'There's Room for Compromises on Key Issues for Russia & NATO'
Graziani suggests that a potential way to make NATO less threatening for European balance and international peace is "to find among NATO members those countries who are more sensitive to their own national interests than to Washington's expansionist aims."
"France, for example, has a tradition of independence from NATO that it could reactivate," the scholar says. "Italy too, with its cultural and commercial ties, could be a partner to be activated within the framework of a solution centered on the issues of peace and balance."
In addition to this, major European governments, including Italy, France and Germany, have no appetite for any military action in Ukraine, notes Paolo Raffone, a strategic analyst and director of the CIPI Foundation in Brussels.
Raffone cites in particular Italian Prime Minister Mario Draghi, who earlier this month suggested that "with Putin we must maintain an engagement; that is, we must keep him engaged in a dialogue with the United States." During his 23 December press conference, Vladimir Putin noted that Italy might help to normalise relations between Russia and the European Union and between Russia and NATO during the forthcoming security talks in the beginning of 2022.
23 December 2021, 16:42 GMT
Stoltenberg said on 21 December that he intends to call a new meeting of the NATO-Russia Council "as soon as possible" in 2022. The Biden administration also signalled on Thursday that it is ready for security talks with Russia in early January 2022.
However, neither NATO nor the White House has given a substantive answer to the security proposals submitted by Russia last week. Still, this should not be interpreted as if the actual talks would unquestionably fail, highlights Jo Jakobsen. Washington and NATO's recent truculent statements are "a classic negotiation strategy or mechanism," according to him.
"Under the expectation of forthcoming talks about the Ukraine and about the larger security architecture of Europe, it would not make much sense to give away any bargaining advantage beforehand," the Norwegian professor suggests, adding that he believes that "there is room for some limited compromises on key issues."
Stoltenberg's Vision & Historic Facts
Jens Stoltenberg insisted on 23 December that neither the alliance, nor its member states, made any promises to the Soviet leadership concerning NATO's non-expansion. "Former President [of the USSR Mikhail] Gorbachev said the topic of NATO enlargement had not been raised until German reunification," Stoltenberg claimed.
National Security Archive, a US non-profit research institution, on 12 December 2017 published
documents which indicated that throughout the process of Germany's unification in 1990-1991, US Secretary of State James Baker and leaders of the UK, France, and Germany indeed assured Gorbachev and other Soviet officials that NATO would not expand eastward

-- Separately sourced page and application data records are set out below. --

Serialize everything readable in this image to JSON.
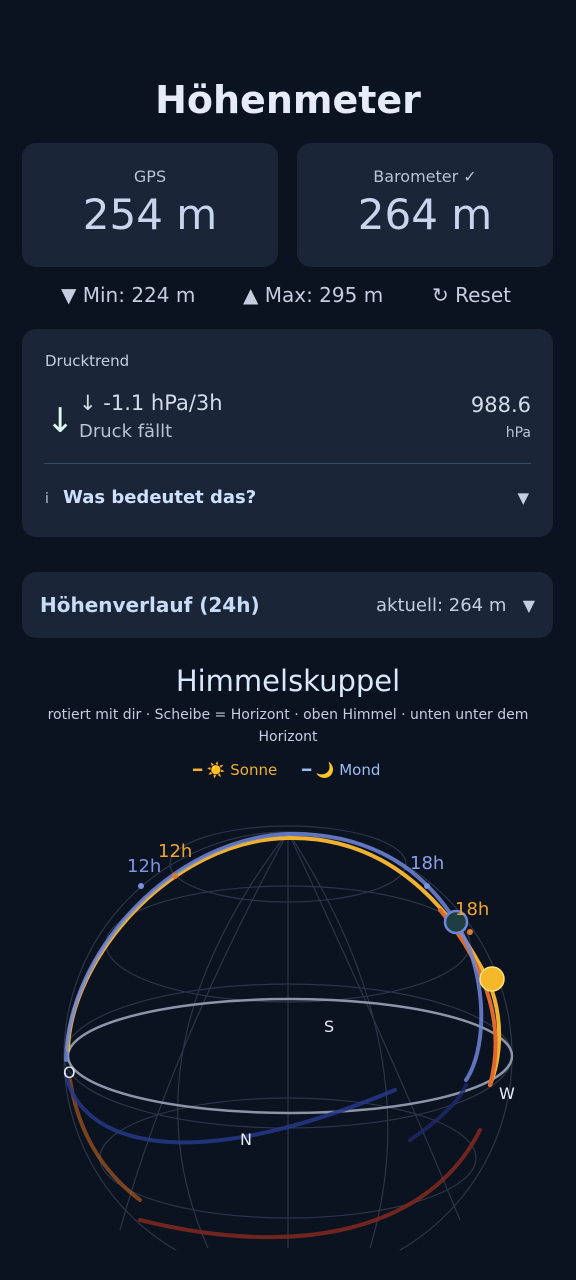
{
  "header": {
    "title": "Höhenmeter"
  },
  "cards": {
    "gps": {
      "label": "GPS",
      "value": "254 m"
    },
    "barometer": {
      "label": "Barometer ✓",
      "value": "264 m"
    }
  },
  "minmax": {
    "min_icon": "triangle-down-icon",
    "min_text": "▼  Min: 224 m",
    "max_text": "▲  Max: 295 m",
    "reset_text": "↻  Reset"
  },
  "pressure": {
    "header": "Drucktrend",
    "arrow": "↓",
    "rate": "↓ -1.1 hPa/3h",
    "status": "Druck fällt",
    "value": "988.6",
    "unit": "hPa",
    "info_icon": "i",
    "info_question": "Was bedeutet das?",
    "chevron": "▼"
  },
  "history": {
    "title": "Höhenverlauf (24h)",
    "current": "aktuell: 264 m",
    "chevron": "▼"
  },
  "sky": {
    "title": "Himmelskuppel",
    "subtitle": "rotiert mit dir · Scheibe = Horizont · oben Himmel · unten unter dem Horizont",
    "legend_sun": "━ ☀️ Sonne",
    "legend_moon": "━ 🌙 Mond",
    "labels": {
      "moon_noon": "12h",
      "sun_noon": "12h",
      "moon_evening": "18h",
      "sun_evening": "18h"
    },
    "compass": {
      "south": "S",
      "north": "N",
      "west": "W",
      "east": "O"
    },
    "colors": {
      "sun": "#f0b030",
      "moon": "#6f86d8",
      "moon_label": "#9bbcf0",
      "sun_path_low": "#d04a28"
    }
  }
}
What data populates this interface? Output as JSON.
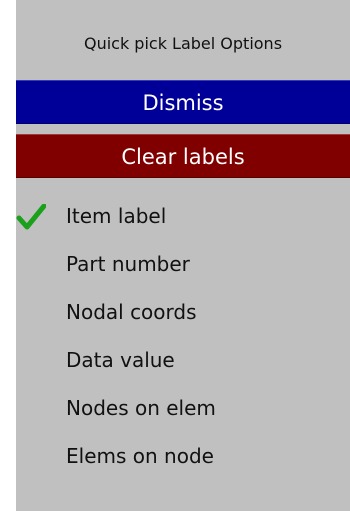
{
  "panel": {
    "title": "Quick pick Label Options",
    "dismiss_label": "Dismiss",
    "clear_label": "Clear labels",
    "options": [
      {
        "label": "Item label",
        "checked": true
      },
      {
        "label": "Part number",
        "checked": false
      },
      {
        "label": "Nodal coords",
        "checked": false
      },
      {
        "label": "Data value",
        "checked": false
      },
      {
        "label": "Nodes on elem",
        "checked": false
      },
      {
        "label": "Elems on node",
        "checked": false
      }
    ]
  },
  "colors": {
    "panel_bg": "#c0c0c0",
    "dismiss_bg": "#000099",
    "clear_bg": "#800000",
    "check": "#1aa01a"
  },
  "icons": {
    "check": "check-icon"
  }
}
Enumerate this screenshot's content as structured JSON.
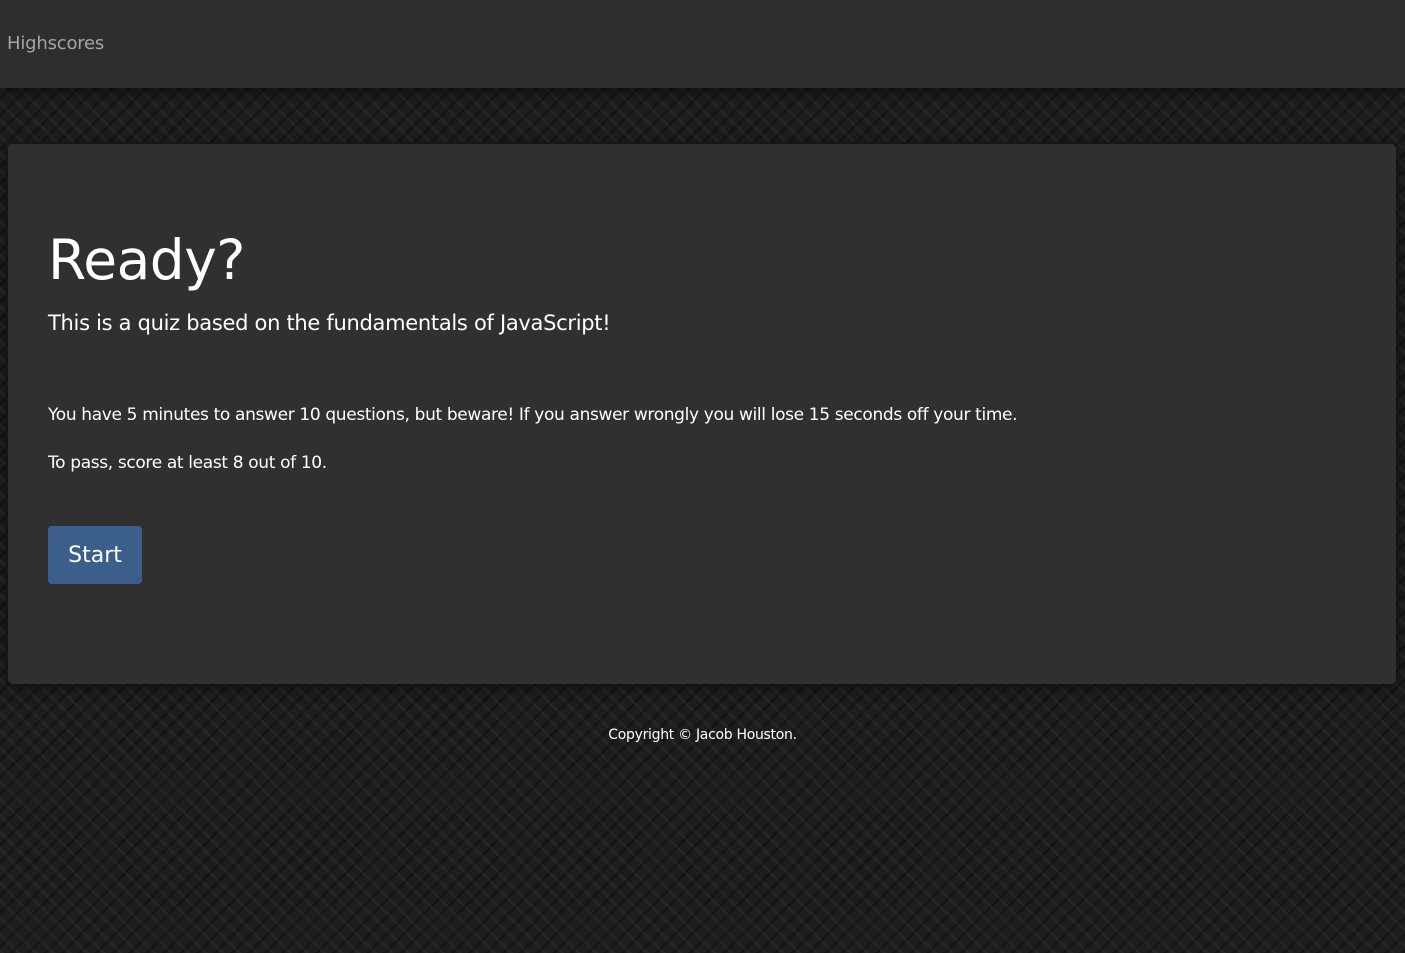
{
  "nav": {
    "highscores_label": "Highscores"
  },
  "quiz_intro": {
    "title": "Ready?",
    "subtitle": "This is a quiz based on the fundamentals of JavaScript!",
    "rules": "You have 5 minutes to answer 10 questions, but beware! If you answer wrongly you will lose 15 seconds off your time.",
    "pass_requirement": "To pass, score at least 8 out of 10.",
    "start_label": "Start"
  },
  "footer": {
    "copyright": "Copyright © Jacob Houston."
  },
  "colors": {
    "navbar_bg": "#2e2e2f",
    "card_bg": "#303031",
    "page_bg": "#1d1d1e",
    "button_bg": "#3b5f8a",
    "nav_link": "#a6a6a6",
    "text": "#ffffff"
  }
}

When it comes to Ukraine, initially, the state's Declaration of state Sovereignty
, passed on 16 July 1990, specified that Ukraine has the "intention of becoming a permanently neutral state
that does not participate in military blocs
and adheres to three nuclear free principles: to accept, to produce and to purchase no nuclear weapons" (Art IX).
24 December 2021, 04:28 GMT
Speaking to Sputnik on Thursday, the former President of the USSR Gorbachev noted that the United States grew arrogant after the dissolution of the Soviet Union
, declaring itself the winner of the Cold War as it decided to expand NATO.
He lamented the fact that "the Paris Charter, the ideas of collective security, the creation of a Security Council for Europe, which were seriously discussed in 1991, were consigned to oblivion." The former Soviet leader expressed hopes that as a result of the forthcoming Russo-American security talks European countries will feel safe.
On 17 December, Moscow published draft agreements between Russia, the United States and NATO which envisage banning the alliance from expanding eastward and prohibiting the US and Russia from deploying intermediate and shorter-range missiles within striking distance of each other's territory, among other things.